the Prison Litigation Reform Act ("PLRA"), 42
U.S.C. § 1997e, a prisoner must exhaust all
administrative remedies before filing an action challenging
the conditions of his confinement. 42 U.S.C. § 1997e(a).
Proper exhaustion requires a prisoner to comply with the
procedural rules of his prison's grievance process.
Woodford v. Ngo, 548 U.S. 81, 93 (2006). If a
prisoner fails to properly exhaust his administrative
remedies, his claim will be dismissed. Johnson v.
Meadows, 418 F.3d 1152, 1159 (11th Cir. 2005).
motion to dismiss is normally confined to the four corners of
a complaint, the court may decide factual matters to ensure
that plaintiffs suing under 42 U.S.C. § 1997e have
exhausted their administrative remedies. Bryant v.
Rich, 530 F.3d 1368, 1374 (11th Cir. 2008). This
involves a two-step process. Turner v. Burnside, 541
F.3d 1077, 1082 (11th Cir. 2008). First, if the defendant
alleges conflicting facts in his motion to dismiss, the court
takes the plaintiff's allegations as true and decides if
those facts demonstrate proper exhaustion. Id. If
the plaintiff's claim survives step one, the court must
make specific findings to resolve any factual dispute. The
court then decides whether, under those findings, the
plaintiff has exhausted his administrative remedies.
Id. During this inquiry, the defendant bears the
burden of proving that a plaintiff has failed to exhaust his
available administrative remedies. Id.
Motion to Dismiss
Rule of Civil Procedure 8(a) requires that a plaintiff's
complaint contain "a short and plain statement of the
claim showing that the pleader is entitled to relief."
Fed.R.Civ.P. 8(a)(2). To survive a motion to dismiss for

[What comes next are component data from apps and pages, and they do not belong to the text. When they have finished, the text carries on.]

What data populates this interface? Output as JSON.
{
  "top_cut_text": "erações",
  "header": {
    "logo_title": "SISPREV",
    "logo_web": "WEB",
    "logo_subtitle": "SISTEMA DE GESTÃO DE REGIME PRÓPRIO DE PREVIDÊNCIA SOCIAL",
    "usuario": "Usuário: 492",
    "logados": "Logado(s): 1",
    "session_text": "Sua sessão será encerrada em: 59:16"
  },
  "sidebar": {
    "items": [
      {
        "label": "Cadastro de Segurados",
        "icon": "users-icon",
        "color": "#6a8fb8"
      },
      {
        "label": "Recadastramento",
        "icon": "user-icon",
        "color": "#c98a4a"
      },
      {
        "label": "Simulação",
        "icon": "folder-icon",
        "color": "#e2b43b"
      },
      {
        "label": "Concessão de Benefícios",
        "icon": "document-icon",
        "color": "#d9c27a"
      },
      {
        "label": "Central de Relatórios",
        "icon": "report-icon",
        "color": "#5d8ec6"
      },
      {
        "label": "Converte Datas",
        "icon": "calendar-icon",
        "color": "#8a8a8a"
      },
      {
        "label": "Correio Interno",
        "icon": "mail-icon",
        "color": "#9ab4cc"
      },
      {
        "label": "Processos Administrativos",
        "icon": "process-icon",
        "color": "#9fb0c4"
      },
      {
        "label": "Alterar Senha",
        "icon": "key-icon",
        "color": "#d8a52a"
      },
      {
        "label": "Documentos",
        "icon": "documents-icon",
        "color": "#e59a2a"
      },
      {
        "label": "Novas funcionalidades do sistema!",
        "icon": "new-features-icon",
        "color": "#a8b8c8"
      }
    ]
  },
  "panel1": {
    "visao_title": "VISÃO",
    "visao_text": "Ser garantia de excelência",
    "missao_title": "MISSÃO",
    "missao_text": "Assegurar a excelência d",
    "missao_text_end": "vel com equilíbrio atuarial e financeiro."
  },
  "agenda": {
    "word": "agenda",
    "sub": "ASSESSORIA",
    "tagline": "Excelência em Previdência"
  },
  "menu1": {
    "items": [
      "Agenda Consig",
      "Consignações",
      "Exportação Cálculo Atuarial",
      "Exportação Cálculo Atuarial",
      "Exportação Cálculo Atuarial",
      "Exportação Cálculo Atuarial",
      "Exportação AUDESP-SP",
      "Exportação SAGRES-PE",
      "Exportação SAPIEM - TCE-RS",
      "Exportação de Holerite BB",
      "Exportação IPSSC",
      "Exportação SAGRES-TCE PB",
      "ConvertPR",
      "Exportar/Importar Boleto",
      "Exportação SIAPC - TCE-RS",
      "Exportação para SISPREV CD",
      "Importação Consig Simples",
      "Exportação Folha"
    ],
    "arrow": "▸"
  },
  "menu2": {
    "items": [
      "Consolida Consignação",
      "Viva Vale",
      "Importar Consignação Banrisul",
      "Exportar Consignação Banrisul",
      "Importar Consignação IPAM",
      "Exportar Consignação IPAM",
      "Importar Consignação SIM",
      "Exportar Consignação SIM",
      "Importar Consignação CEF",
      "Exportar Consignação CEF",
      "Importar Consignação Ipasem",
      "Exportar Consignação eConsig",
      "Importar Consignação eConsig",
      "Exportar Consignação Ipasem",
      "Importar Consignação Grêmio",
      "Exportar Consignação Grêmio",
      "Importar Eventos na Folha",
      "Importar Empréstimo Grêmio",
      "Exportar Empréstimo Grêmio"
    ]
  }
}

failure to state a claim upon which relief can be granted, a
complaint must include enough "factual allegations to
raise a right to relief above the speculative level, "
and those facts must "state a claim to relief that is
plausible on its face." Bell Atl. Corp. v.
Twombly, 550 U.S. 544, 545, 570 (2007). Although a
complaint attacked by a Rule 12(b) (6) motion need not be
buttressed by detailed factual allegations, the
plaintiff's pleading "requires more than labels and
conclusions, and a formulaic recitation of the elements of a
cause of action will not do." Id. at 555. The
Rule 8 pleading standard "demands more than an
accusation." Ashcroft v. Iqbal, 556 U.S. 662,
678 (2009) (quoting Twombly, 550 U.S. at 555).
complaint should not be dismissed for failure to state a
claim, however, "unless it appears beyond a doubt that
the plaintiff can prove no set of circumstances that would
entitle him to relief." Conley v. Gibson, 355
U.S. 41, 45-46 (1957); see also Robinson v. United
States, 484 Fed.Appx. 421, 423 (11th Cir. 2012) (quoting
Lopez v. First Union Nat'1 Bank of Fla., 129
F.3d 1186, 1189 (11th Cir. 1997)). At this stage, courts must
accept as true all facts alleged in the complaint and
construe all reasonable inferences in the light most
favorable to the plaintiff. Belanger v. Salvation
Army, 556 F.3d 1153, 1155 (11th Cir. 2009) (citing
Jackson v. BellSouth Telecomm., 372 F.3d 1250, 1262
(11th Cir. 2004)).